    As always, GKC gives a lot to savor, but one of my favorite bits comes near the beginning of the chapter. Here, GKC outlines his rhetorical approach, one that serves discourse in any subject matter:“The long words are not the hard words, it is the short words that are hard. There is much more metaphysical subtlety in the word “damn” than in the word “degeneration.”The habits that GKC saw continue today. People write with long and fancy phrases to conceal meaning, and to conceal a lack of meaning. Of course, one does not need to be a Catholic, or even a Christian, to appreciate that. (Webster, I also have a much loved copy of Zinsser’s “On Writing Well.” I have found all of his books on writing extremely helpful.) I wonder if some of the popular conception that all religions are, in the end, directed to one fundamental truth arises from a lack of rhetorical clarity. Because, if one primarily thinks of a religion in terms of guiding ethical behavior, there is a lot in common among them. In fact, C.S. Lewis makes this observation, and uses it as an argument for the existence of a divine truth, for the existence of God, before he develops the argument in favor of Christianity. Lewis observes that religions bear many similarities in their ethical prescriptions, and makes the case that this near universal appreciation of certain moral precepts points to the direction of a moral guide which all can appreciate (essentially a “natural theology” argument). [He develops this at greater length in “The Abolition of Man,” another book you might find worthwhile.]If one looks at religion as primarily a guide for moral functioning, then one can argue that many (most? All?) religions point pretty much in the same direction. But, if religion describes the ultimate nature of the universe, and our relationship to it, then the position that they are all the same makes no sense, as GKC amply outlines.

  • Webster Bull

    Thanks, EPG, and well said as usual. When I read GKC on short words and long, I thought immediately of Churchill's famous speech before Commons in 1940, which ended not only with short words, but with almost nohting but Anglo-Saxon based words: "We shall not flag nor fail. We shall go on to the end. We shall fight in France and on the seas and oceans; we shall fight with growing confidence and growing strength in the air. We shall defend our island whatever the cost may be; we shall fight on beaches, landing grounds, in fields, in streets and on the hills. We shall never surrender and even if, which I do not for the moment believe, this island or a large part of it were subjugated and starving, then our empire beyond the seas, armed and guarded by the British Fleet, will carry on the struggle until in God's good time the New World with all its power and might, sets forth to the liberation and rescue of the Old." OK, that last sentence IS long, but the words? Each one like a bell.

  • Turgonian

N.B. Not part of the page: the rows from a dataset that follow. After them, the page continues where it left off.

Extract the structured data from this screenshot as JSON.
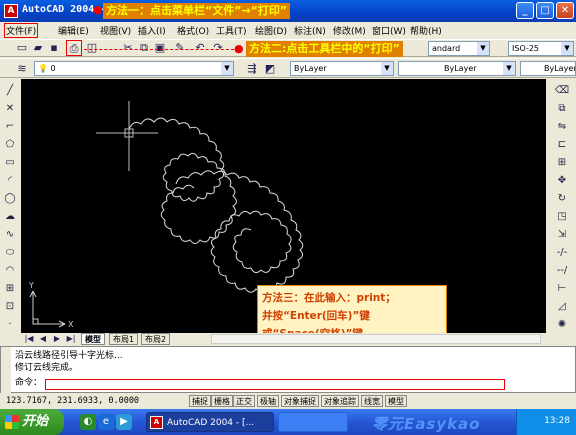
{
  "window": {
    "title": "AutoCAD 2004 -",
    "app_icon": "A",
    "minimize": "_",
    "maximize": "□",
    "close": "✕",
    "colors": {
      "titlebar": "#0a4fd8",
      "canvas": "#000000",
      "annotation_bg": "#e08000",
      "annotation_text": "#ffff00",
      "highlight": "#ee0000"
    }
  },
  "annotations": {
    "method1": "方法一：点击菜单栏“文件”→“打印”",
    "method2": "方法二:点击工具栏中的“打印”",
    "arrow": "●"
  },
  "menubar": {
    "items": [
      "文件(F)",
      "编辑(E)",
      "视图(V)",
      "插入(I)",
      "格式(O)",
      "工具(T)",
      "绘图(D)",
      "标注(N)",
      "修改(M)",
      "窗口(W)",
      "帮助(H)"
    ]
  },
  "toolbar": {
    "icons": [
      "new-icon",
      "open-icon",
      "save-icon",
      "print-icon",
      "preview-icon",
      "cut-icon",
      "copy-icon",
      "paste-icon",
      "matchprop-icon",
      "undo-icon",
      "redo-icon"
    ],
    "text_style": "andard",
    "dim_style": "ISO-25",
    "layer": "0",
    "color": "ByLayer",
    "linetype": "ByLayer",
    "lineweight": "ByLayer"
  },
  "canvas": {
    "ucs_y": "Y",
    "ucs_x": "X",
    "tip_lines": [
      "方法三：在此输入：print；",
      "并按“Enter(回车)”键",
      "或“Space(空格)”键"
    ]
  },
  "tabs": {
    "model": "模型",
    "layout1": "布局1",
    "layout2": "布局2"
  },
  "command": {
    "history": [
      "沿云线路径引导十字光标...",
      "修订云线完成。"
    ],
    "prompt": "命令："
  },
  "statusbar": {
    "coords": "123.7167, 231.6933, 0.0000",
    "toggles": [
      "捕捉",
      "栅格",
      "正交",
      "极轴",
      "对象捕捉",
      "对象追踪",
      "线宽",
      "模型"
    ]
  },
  "taskbar": {
    "start": "开始",
    "task_active": "AutoCAD 2004 - [...",
    "watermark": "零元Easykao",
    "lang": "CH",
    "clock": "13:28"
  }
}
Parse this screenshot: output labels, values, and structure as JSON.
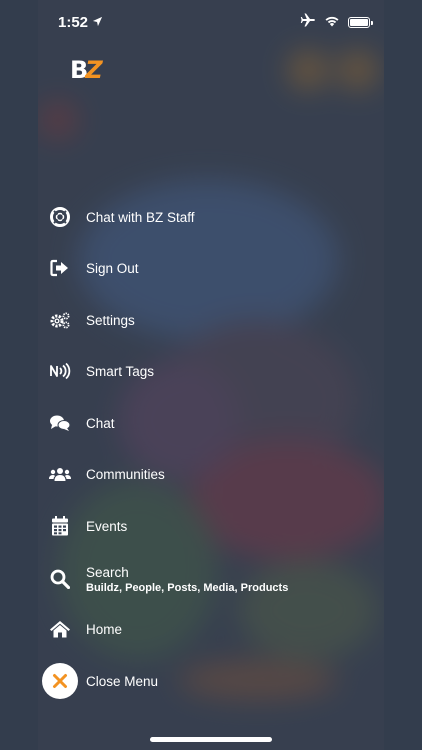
{
  "status_bar": {
    "time": "1:52",
    "location_icon": "location-arrow-icon",
    "airplane_icon": "airplane-icon",
    "wifi_icon": "wifi-icon",
    "battery_level": 1.0
  },
  "logo": {
    "text_b": "B",
    "text_z": "Z",
    "accent": "#f39322"
  },
  "menu": {
    "items": [
      {
        "label": "Chat with BZ Staff",
        "icon": "lifebuoy-icon"
      },
      {
        "label": "Sign Out",
        "icon": "sign-out-icon"
      },
      {
        "label": "Settings",
        "icon": "gears-icon"
      },
      {
        "label": "Smart Tags",
        "icon": "nfc-icon"
      },
      {
        "label": "Chat",
        "icon": "chat-bubbles-icon"
      },
      {
        "label": "Communities",
        "icon": "users-icon"
      },
      {
        "label": "Events",
        "icon": "calendar-icon"
      },
      {
        "label": "Search",
        "sublabel": "Buildz, People, Posts, Media, Products",
        "icon": "search-icon"
      },
      {
        "label": "Home",
        "icon": "home-icon"
      },
      {
        "label": "Close Menu",
        "icon": "close-icon"
      }
    ]
  },
  "colors": {
    "background": "#3a4453",
    "frame": "#333d4d",
    "close_accent": "#f39322"
  }
}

    I used that second quote in my presentation about the concept of the "bodhisattva" in Buddhism. The bodhisattva reaches out to the other little pieces in order to bring them to liberation — but unfortunately, in the last analysis, it's all about the All liberating Itself. Or something to that effect.About long and short words — I note that Aristotle's definition of "truth", when translated into English, consists entirely of monosyllables. Refreshing. :)